Behind the palace lies the 78-acre (32 ha) Huwon (후원, 後苑, Rear garden) which was originally constructed for the use of the royal family and palace women. The garden incorporates a lotus pond, pavilions, and landscaped lawns, trees, and flowers. There are over 26,000 specimens of a hundred different species of trees in the garden and some of the trees behind the palace are over 300 years old. The garden for the private use of the king had been called 'Geumwon' (금원, 禁苑, Forbidden garden) because even high officials were not allowed to enter without the king's permission.
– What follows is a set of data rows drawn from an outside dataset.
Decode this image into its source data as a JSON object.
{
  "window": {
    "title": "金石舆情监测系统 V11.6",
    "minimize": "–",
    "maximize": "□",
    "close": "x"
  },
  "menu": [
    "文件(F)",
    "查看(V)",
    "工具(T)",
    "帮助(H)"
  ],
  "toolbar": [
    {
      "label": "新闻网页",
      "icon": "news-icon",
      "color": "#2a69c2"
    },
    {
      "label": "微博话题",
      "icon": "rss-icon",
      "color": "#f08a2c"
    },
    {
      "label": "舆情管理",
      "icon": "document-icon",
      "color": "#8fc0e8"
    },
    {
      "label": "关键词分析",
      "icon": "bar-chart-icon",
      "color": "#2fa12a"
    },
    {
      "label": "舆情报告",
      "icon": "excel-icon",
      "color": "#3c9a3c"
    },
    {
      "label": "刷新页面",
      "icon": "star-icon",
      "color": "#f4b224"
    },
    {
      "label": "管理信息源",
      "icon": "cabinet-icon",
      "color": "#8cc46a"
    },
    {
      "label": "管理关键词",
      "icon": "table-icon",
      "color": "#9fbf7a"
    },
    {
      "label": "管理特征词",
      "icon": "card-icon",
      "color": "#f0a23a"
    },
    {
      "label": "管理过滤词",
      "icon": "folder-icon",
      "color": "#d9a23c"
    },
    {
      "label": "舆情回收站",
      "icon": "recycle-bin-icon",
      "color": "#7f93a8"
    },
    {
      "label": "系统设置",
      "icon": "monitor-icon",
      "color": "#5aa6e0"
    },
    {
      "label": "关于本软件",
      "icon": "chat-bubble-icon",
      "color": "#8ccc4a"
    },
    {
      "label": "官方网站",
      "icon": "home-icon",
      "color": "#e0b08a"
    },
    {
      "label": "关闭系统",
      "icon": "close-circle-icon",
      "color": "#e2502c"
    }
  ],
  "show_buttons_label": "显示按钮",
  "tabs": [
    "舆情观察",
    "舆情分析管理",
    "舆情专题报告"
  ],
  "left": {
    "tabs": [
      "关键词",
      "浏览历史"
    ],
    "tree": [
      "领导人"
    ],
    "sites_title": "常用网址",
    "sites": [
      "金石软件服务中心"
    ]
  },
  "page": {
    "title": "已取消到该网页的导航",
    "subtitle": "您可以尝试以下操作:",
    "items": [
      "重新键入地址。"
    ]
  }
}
It had also been called 'Naewon' (내원, 內苑, 'Inner garden'). Today Koreans often call it 'Biwon' (비원, 秘院, Secret garden) which derived from the office of same name in the late 19th century. Though the garden had many other names, the one most frequently used through Joseon dynasty period was 'Huwon'.
In September 2012, the Buyongjeong pavilion in the garden was re-opened after a year-long restoration project. The pavilion was restored based on the Donggwoldo from 1820, National Treasures of South Korea No. 249.
A variety of ceremonies hosted by the king were held in Huwon. In the early period of the Joseon dynasty, military inspections in which the king participated were often held here. King Sejo had troops parade and array before him or commanded them by himself in the garden. In addition, feasts were given, archery tournaments held, and fireworks enjoyed in Huwon.
The Ongnyucheon (옥류천, 玉流川, "Jade Stream") area is of particular interest. It contains a U-shaped water channel carved in 1636 for floating wine cups, with a small waterfall and an inscribed poem on the boulder above it. The area also contains five small pavilions.
Changdeokgung was added to the UNESCO World Heritage List in 1997. The UNESCO committee stated the place was an "outstanding example of Far Eastern palace architecture and garden design" being exceptional because the buildings are "integrated into and harmonized with the natural setting" and adapted "to the topography and retaining indigenous tree cover."
Portions of the palace were used to film the hugely popular Korean drama Dae Jang Geum in the first decade of the 21st century.
From April to October 2018, Changdeok Palace hosted the 2018 Changdeok Palace moonlight tour. Changdeok Palace moonlight tours are special events where visitors can experience life at the palace. It typically took about two hours and starts at Donhwamun Gate, the main gate of Changdeok Palace, at 8 p.m.
- "The 5 Palaces of Seoul". Chosun Ilbo. 24 January 2012. Retrieved 23 April 2012.
- [서울신문] “일제가 궁궐 이렇게 훼손” 설계도면 첫 공개. Seoul.co.kr (2009-02-27). Retrieved on 2013-07-12.
- Seo Ji-eun; Moon Gwang-lip; Kim Hyung-eun (26 October 2010). "Tourist sites confront translation troubles". Joongang Daily. Archived from the original on 29 June 2013. Retrieved 15 April 2013.
- "Ancient Palace Pavilion Restored". Korea Tourism Organization. Retrieved 4 October 2012.
- WH Committee: Report of the 21st Session, Naples 1997. Whc.unesco.org. Retrieved on 2013-07-12.
- "Winter Tour of Changdeok Palace".
- Choi, Jong-deok (최종덕) (2006), Changdeokgung: the true palace of Joseon (조선의 참 궁궐 창덕궁), Seoul: Nulwa.
- Hoon, Shin Young Hoon (2008). The Royal Palaces of Korea: Six Centuries of Dynastic Grandeur (Hardback). Singapore: Stallion Press. ISBN 978-981-08-0806-8.
- Yoon, Jong-soon (1992), Beautiful Seoul, Seoul: Sung Min Publishing House. PP. 4–51 are particularly relevant; each building has a picture and a historical description.
- Changdeokgung Palace, undated pamphlet available at the palace
Media related to Changdeokgung at Wikimedia Commons